mechanism of action

Gemcitabine inhibits thymidylate synthetase, leading to inhibition of DNA synthesis and cell death. Gemcitabine is a prodrug so activity occurs as a result of intracellular conversion to two active metabolites, gemcitabine diphosphate and gemcitabine triphosphate by deoxycitidine kinase. Gemcitabine diphosphate also inhibits ribonucleotide reductase, the enzyme responsible for catalyzing synthesis of deoxynucleoside triphosphates required for DNA synthesis. Finally, Gemcitabine triphosphate (diflurorodeoxycytidine triphosphate) competes with endogenous deoxynucleoside triphosphates for incorporation into DNA.


Myelosuppression, paresthesias, and severe rash were the principal toxicities, LD50=500 mg/kg (orally in mice and rats)


Transformed via nucleoside kinases to two active metabolites, gemcitabine diphosphate and gemcitabine triphosphate. Can also undergo deamination via cytidine deaminase to an inactive uracil metabolite (dFdU).



half life

Short infusions ranged from 32 to 94 minutes, and the value for long infusions vary from 245 to 638 minutes, depending on age and gender.

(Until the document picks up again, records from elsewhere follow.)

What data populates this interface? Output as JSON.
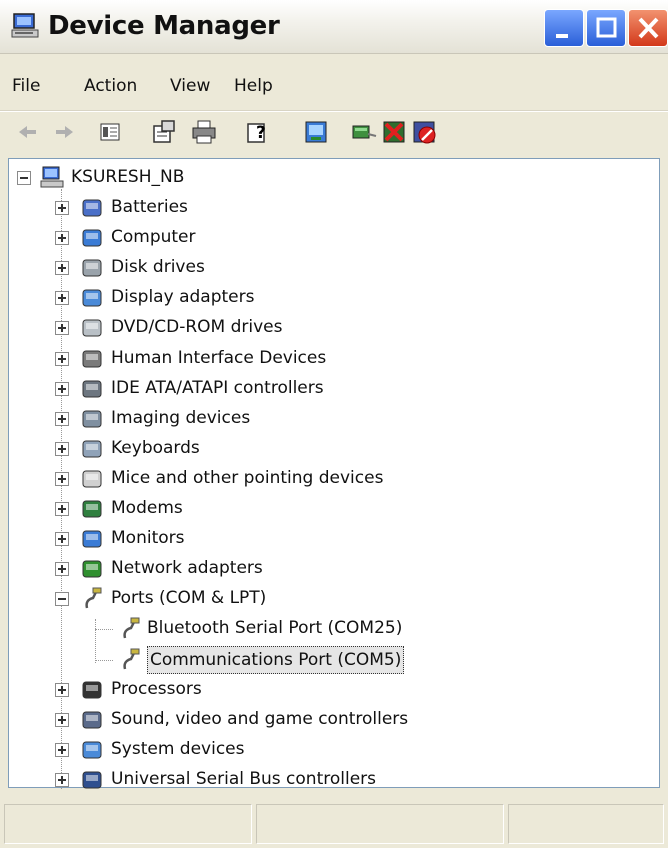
{
  "window": {
    "title": "Device Manager"
  },
  "menu": {
    "file": "File",
    "action": "Action",
    "view": "View",
    "help": "Help"
  },
  "toolbar": {
    "buttons": [
      "back-icon",
      "forward-icon",
      "show-hide-tree-icon",
      "properties-icon",
      "print-icon",
      "help-icon",
      "scan-hardware-icon",
      "update-driver-icon",
      "uninstall-icon",
      "disable-icon"
    ]
  },
  "tree": {
    "root": "KSURESH_NB",
    "categories": [
      "Batteries",
      "Computer",
      "Disk drives",
      "Display adapters",
      "DVD/CD-ROM drives",
      "Human Interface Devices",
      "IDE ATA/ATAPI controllers",
      "Imaging devices",
      "Keyboards",
      "Mice and other pointing devices",
      "Modems",
      "Monitors",
      "Network adapters",
      "Ports (COM & LPT)",
      "Processors",
      "Sound, video and game controllers",
      "System devices",
      "Universal Serial Bus controllers"
    ],
    "ports_children": [
      "Bluetooth Serial Port (COM25)",
      "Communications Port (COM5)"
    ],
    "selected": "Communications Port (COM5)"
  }
}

drug interactions

Acenocoumarol: Gemcitabine may increase the anticoagulant effect of acenocoumarol.

Anisindione: Gemcitabine may increase the anticoagulant effect of anisindione.

Bivalirudin: Gemcitabine may enhance the adverse/toxic effect of Bleomycin. The risk of pulmonary toxicity may be increased. Use extreme caution if using gemcitabine and bleomycin in combination. Monitor for the development of pulmonary toxicity.

Dicumarol: Gemcitabine may increase the anticoagulant effect of dicumarol.

Paclitaxel: Paclitaxel increases the effect/toxicity of gemcitabine

Temsirolimus: Co-administration of Temsirolimus and Gemcitabine may result in serious adverse drug reactions.

Trastuzumab: Trastuzumab may increase the risk of neutropenia and anemia. Monitor closely for signs and symptoms of adverse events.

Warfarin: Gemcitabine may increase the anticoagulant effect of warfarin.